On Taito Association’s  Dyes and Dyeing Green article you can find more information about textile dyeing in general, natural dyes and bio-dyes. Read the article here, (only in Finnish only). 

This section was written with the help of costume design teacher Susanna Suurla from Aalto University.   

For more information, please contact 

Light, sound and AV

Advice for students:

  • Reduce power consumption
    • Turn on the lighting, audio and AV equipment only when you want to use them. LED lights turn on when power is supplied even if you are not using them yet – the light fan will turn on, the displays will turn on, thus consuming power.
    • Choose high-quality LED lights. LED lighting is the primary choice in all performance venues. Incandescent and halogen bulbs are extremely inefficient light sources, In halogen bulbs, about 95% of energy is converted to heat and only 5% is used to generate light.
    • Turn off the lights when you leave the facility and turn off all power at the end of the day.

  • Take care of the equipment you use
    • Carry equipment carefully in transport boxes (cases) and on carts intended for moving and transporting equipment.
    • Set aside enough time for moving, building and dismantling equipment. Haste often results in dents, scratches and even damaged equipment.
    • Power cords and other equipment are attached to the roof grid, trusses, etc. with Spannfix. Do not use tape.
    • There is a place for everything. After use, return the equipment to its proper place. Do not leave equipment in the corner of a performance venue or on a case to gather dust. Instead, put equipment into their respective cases or, for example, put lights in their place on the rack.
    • Always cover the light and sound console with a hood at the end of the day. Do not eat or drink on or next to equipment.
    • Coil power cords correctly so that the wire will not twist and sustain damage. Do not use electrical tape – use a hook-and-loop (Velcro) strap attached to the cord. A TTP support person will advise you, if necessary.
    • Do not hesitate to consult TTP personnel if you are unable to use the equipment. Sound, light and AV equipment breaks when misused. Equipment manuals can be easily found in Trail, and light and sound department support personnel will guide you in the correct use of the equipment.
    • Inform your support person if you find that the equipment you are using is out of order and clearly mark the broken device (date, name, fault assessment and how the fault occurred). A support person will take the appliance to a service point for repair or send it for maintenance. 

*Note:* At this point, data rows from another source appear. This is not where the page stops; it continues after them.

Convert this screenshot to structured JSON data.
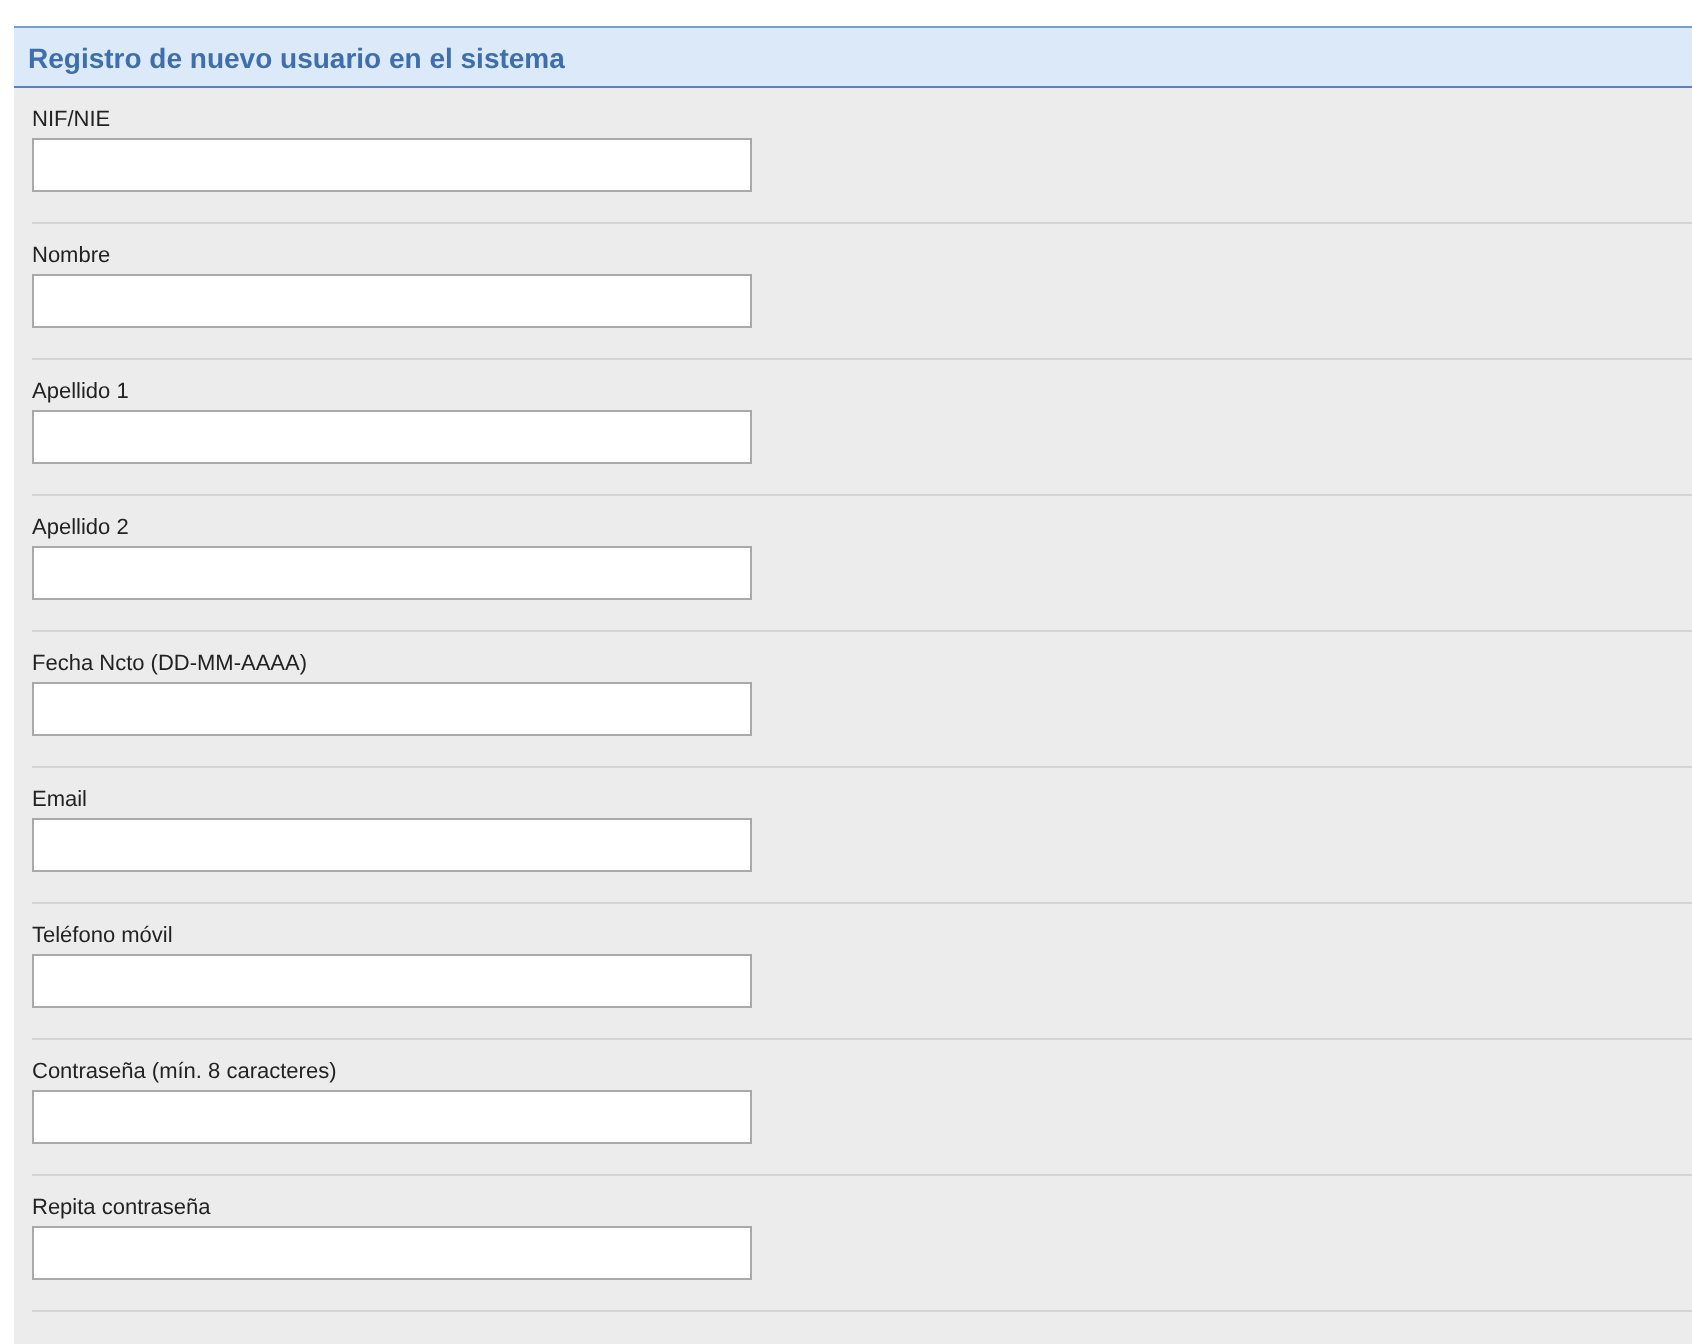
{
  "form": {
    "title": "Registro de nuevo usuario en el sistema",
    "fields": [
      {
        "label": "NIF/NIE"
      },
      {
        "label": "Nombre"
      },
      {
        "label": "Apellido 1"
      },
      {
        "label": "Apellido 2"
      },
      {
        "label": "Fecha Ncto (DD-MM-AAAA)"
      },
      {
        "label": "Email"
      },
      {
        "label": "Teléfono móvil"
      },
      {
        "label": "Contraseña (mín. 8 caracteres)"
      },
      {
        "label": "Repita contraseña"
      }
    ]
  }
}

  • Recycle and purchase wisely
    • Avoid using disposable products and consult your support person when making purchases. This will help you avoid making potentially unnecessary or incorrect purchases.
    • Return used energy-saving bulbs, LEDs and fluorescent tubes to the WEEE (waste electrical and electronic equipment) collection point. Your support person or Info staff will help you find the right collection container. You can also give the above-mentioned bulbs, lights and tubes to your support person for recycling. Halogen and incandescent bulbs can be disposed of with mixed waste. Recycling decommissioned lamps is important as they can be used to recover valuable materials for reuse (LEDs are composed of 88% glass, 5% metals and 7% other materials). In addition to bulbs/lights/tubes, other lighting fixtures, such as decorative lamps and Christmas light sets, light therapy lamps and lamps with fixed luminaires must be placed in the WEEE container.
    • If possible, always use rechargeable batteries. Other empty batteries and small appliance batteries can be taken to Info. Tape the battery terminals before putting them in the collection container to prevent fire hazards. More than half of the raw materials contained in batteries can be reused.
    • Before cutting a piece of new lighting film, try used coloured films that are in good condition. Used films can be found in the cutting station drawers. Mark the films that are in good condition and sort them in the drawers after use. 

Further information

You can find additional information in the following links: